[What you are asked to do]: Without any of the pictures, print every record below exactly.

──────── Material for this exercise

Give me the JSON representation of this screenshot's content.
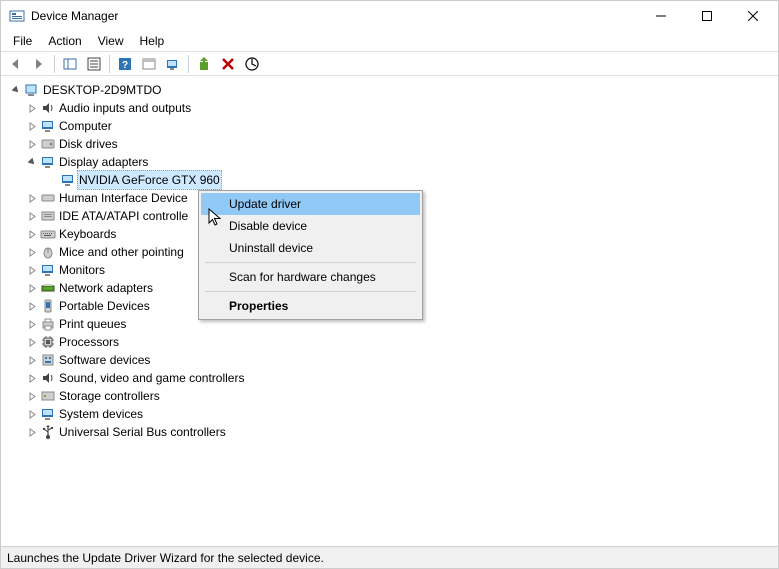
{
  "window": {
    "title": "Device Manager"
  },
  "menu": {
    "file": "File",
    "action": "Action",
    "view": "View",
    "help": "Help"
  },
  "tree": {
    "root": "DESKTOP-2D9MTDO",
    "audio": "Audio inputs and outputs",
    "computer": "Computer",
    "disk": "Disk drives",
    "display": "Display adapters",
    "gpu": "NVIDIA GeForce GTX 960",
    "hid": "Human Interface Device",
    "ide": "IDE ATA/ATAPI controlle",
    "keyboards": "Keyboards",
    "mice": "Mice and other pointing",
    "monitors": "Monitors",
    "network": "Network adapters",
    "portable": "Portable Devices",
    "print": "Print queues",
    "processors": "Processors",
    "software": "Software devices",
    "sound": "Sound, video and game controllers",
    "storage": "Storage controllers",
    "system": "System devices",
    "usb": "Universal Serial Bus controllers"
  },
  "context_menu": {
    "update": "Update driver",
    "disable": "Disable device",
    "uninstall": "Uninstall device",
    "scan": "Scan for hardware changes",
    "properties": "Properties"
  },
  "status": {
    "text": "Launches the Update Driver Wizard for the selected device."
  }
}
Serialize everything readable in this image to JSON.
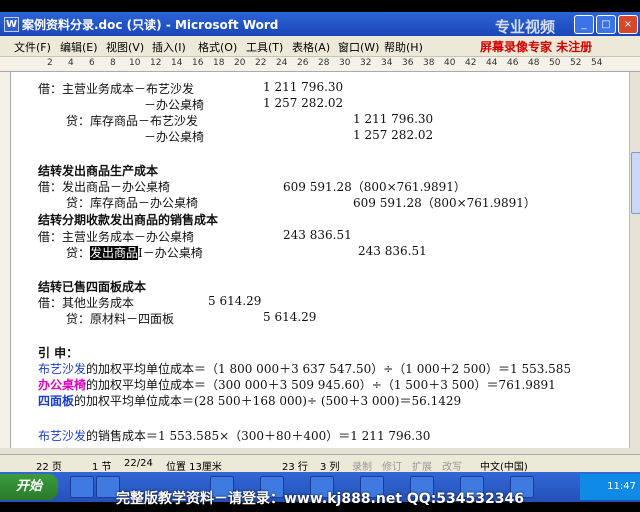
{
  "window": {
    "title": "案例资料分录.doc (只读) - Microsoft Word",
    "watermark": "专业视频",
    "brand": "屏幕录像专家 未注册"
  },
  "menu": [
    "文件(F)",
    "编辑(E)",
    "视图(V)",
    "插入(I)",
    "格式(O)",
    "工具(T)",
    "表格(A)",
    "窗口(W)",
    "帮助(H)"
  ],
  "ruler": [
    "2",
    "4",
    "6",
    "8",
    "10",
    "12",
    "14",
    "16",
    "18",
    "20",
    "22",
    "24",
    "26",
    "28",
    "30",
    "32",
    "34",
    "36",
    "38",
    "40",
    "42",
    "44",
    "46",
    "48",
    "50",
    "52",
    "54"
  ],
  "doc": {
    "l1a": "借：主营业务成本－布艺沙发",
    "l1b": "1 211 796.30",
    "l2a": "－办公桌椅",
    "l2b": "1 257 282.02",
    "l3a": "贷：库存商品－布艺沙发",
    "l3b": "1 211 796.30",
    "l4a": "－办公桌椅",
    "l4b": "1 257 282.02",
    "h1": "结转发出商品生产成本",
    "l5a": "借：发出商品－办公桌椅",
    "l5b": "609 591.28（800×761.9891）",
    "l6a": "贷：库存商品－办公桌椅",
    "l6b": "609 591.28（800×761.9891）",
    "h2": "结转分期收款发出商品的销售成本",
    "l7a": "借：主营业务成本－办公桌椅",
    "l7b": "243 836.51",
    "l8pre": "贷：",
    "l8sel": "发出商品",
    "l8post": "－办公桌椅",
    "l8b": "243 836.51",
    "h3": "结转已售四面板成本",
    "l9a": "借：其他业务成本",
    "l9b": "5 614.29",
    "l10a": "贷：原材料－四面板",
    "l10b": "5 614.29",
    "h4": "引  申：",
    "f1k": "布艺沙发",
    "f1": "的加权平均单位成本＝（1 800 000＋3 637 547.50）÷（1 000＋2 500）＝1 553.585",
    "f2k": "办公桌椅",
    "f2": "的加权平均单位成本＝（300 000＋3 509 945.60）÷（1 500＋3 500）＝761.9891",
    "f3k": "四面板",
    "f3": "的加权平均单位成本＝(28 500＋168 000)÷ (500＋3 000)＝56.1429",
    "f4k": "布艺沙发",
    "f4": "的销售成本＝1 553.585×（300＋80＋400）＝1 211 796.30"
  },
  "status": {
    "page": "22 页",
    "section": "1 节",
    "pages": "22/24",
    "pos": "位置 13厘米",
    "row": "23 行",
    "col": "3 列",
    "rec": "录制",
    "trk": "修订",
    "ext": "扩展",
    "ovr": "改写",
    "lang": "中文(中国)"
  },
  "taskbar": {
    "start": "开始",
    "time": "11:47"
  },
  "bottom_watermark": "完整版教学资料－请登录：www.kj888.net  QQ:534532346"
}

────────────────

[Result below]:
Give me the JSON representation of this screenshot's content.
{
  "window": {
    "title": "Device Manager"
  },
  "menu": {
    "file": "File",
    "action": "Action",
    "view": "View",
    "help": "Help"
  },
  "tree": {
    "root": "DESKTOP-2D9MTDO",
    "audio": "Audio inputs and outputs",
    "computer": "Computer",
    "disk": "Disk drives",
    "display": "Display adapters",
    "gpu": "NVIDIA GeForce GTX 960",
    "hid": "Human Interface Device",
    "ide": "IDE ATA/ATAPI controlle",
    "keyboards": "Keyboards",
    "mice": "Mice and other pointing",
    "monitors": "Monitors",
    "network": "Network adapters",
    "portable": "Portable Devices",
    "print": "Print queues",
    "processors": "Processors",
    "software": "Software devices",
    "sound": "Sound, video and game controllers",
    "storage": "Storage controllers",
    "system": "System devices",
    "usb": "Universal Serial Bus controllers"
  },
  "context_menu": {
    "update": "Update driver",
    "disable": "Disable device",
    "uninstall": "Uninstall device",
    "scan": "Scan for hardware changes",
    "properties": "Properties"
  },
  "status": {
    "text": "Launches the Update Driver Wizard for the selected device."
  }
}
Serialize everything readable in this image to JSON.
{
  "window": {
    "title": "案例资料分录.doc (只读) - Microsoft Word",
    "watermark": "专业视频",
    "brand": "屏幕录像专家 未注册"
  },
  "menu": [
    "文件(F)",
    "编辑(E)",
    "视图(V)",
    "插入(I)",
    "格式(O)",
    "工具(T)",
    "表格(A)",
    "窗口(W)",
    "帮助(H)"
  ],
  "ruler": [
    "2",
    "4",
    "6",
    "8",
    "10",
    "12",
    "14",
    "16",
    "18",
    "20",
    "22",
    "24",
    "26",
    "28",
    "30",
    "32",
    "34",
    "36",
    "38",
    "40",
    "42",
    "44",
    "46",
    "48",
    "50",
    "52",
    "54"
  ],
  "doc": {
    "l1a": "借：主营业务成本－布艺沙发",
    "l1b": "1 211 796.30",
    "l2a": "－办公桌椅",
    "l2b": "1 257 282.02",
    "l3a": "贷：库存商品－布艺沙发",
    "l3b": "1 211 796.30",
    "l4a": "－办公桌椅",
    "l4b": "1 257 282.02",
    "h1": "结转发出商品生产成本",
    "l5a": "借：发出商品－办公桌椅",
    "l5b": "609 591.28（800×761.9891）",
    "l6a": "贷：库存商品－办公桌椅",
    "l6b": "609 591.28（800×761.9891）",
    "h2": "结转分期收款发出商品的销售成本",
    "l7a": "借：主营业务成本－办公桌椅",
    "l7b": "243 836.51",
    "l8pre": "贷：",
    "l8sel": "发出商品",
    "l8post": "－办公桌椅",
    "l8b": "243 836.51",
    "h3": "结转已售四面板成本",
    "l9a": "借：其他业务成本",
    "l9b": "5 614.29",
    "l10a": "贷：原材料－四面板",
    "l10b": "5 614.29",
    "h4": "引  申：",
    "f1k": "布艺沙发",
    "f1": "的加权平均单位成本＝（1 800 000＋3 637 547.50）÷（1 000＋2 500）＝1 553.585",
    "f2k": "办公桌椅",
    "f2": "的加权平均单位成本＝（300 000＋3 509 945.60）÷（1 500＋3 500）＝761.9891",
    "f3k": "四面板",
    "f3": "的加权平均单位成本＝(28 500＋168 000)÷ (500＋3 000)＝56.1429",
    "f4k": "布艺沙发",
    "f4": "的销售成本＝1 553.585×（300＋80＋400）＝1 211 796.30"
  },
  "status": {
    "page": "22 页",
    "section": "1 节",
    "pages": "22/24",
    "pos": "位置 13厘米",
    "row": "23 行",
    "col": "3 列",
    "rec": "录制",
    "trk": "修订",
    "ext": "扩展",
    "ovr": "改写",
    "lang": "中文(中国)"
  },
  "taskbar": {
    "start": "开始",
    "time": "11:47"
  },
  "bottom_watermark": "完整版教学资料－请登录：www.kj888.net  QQ:534532346"
}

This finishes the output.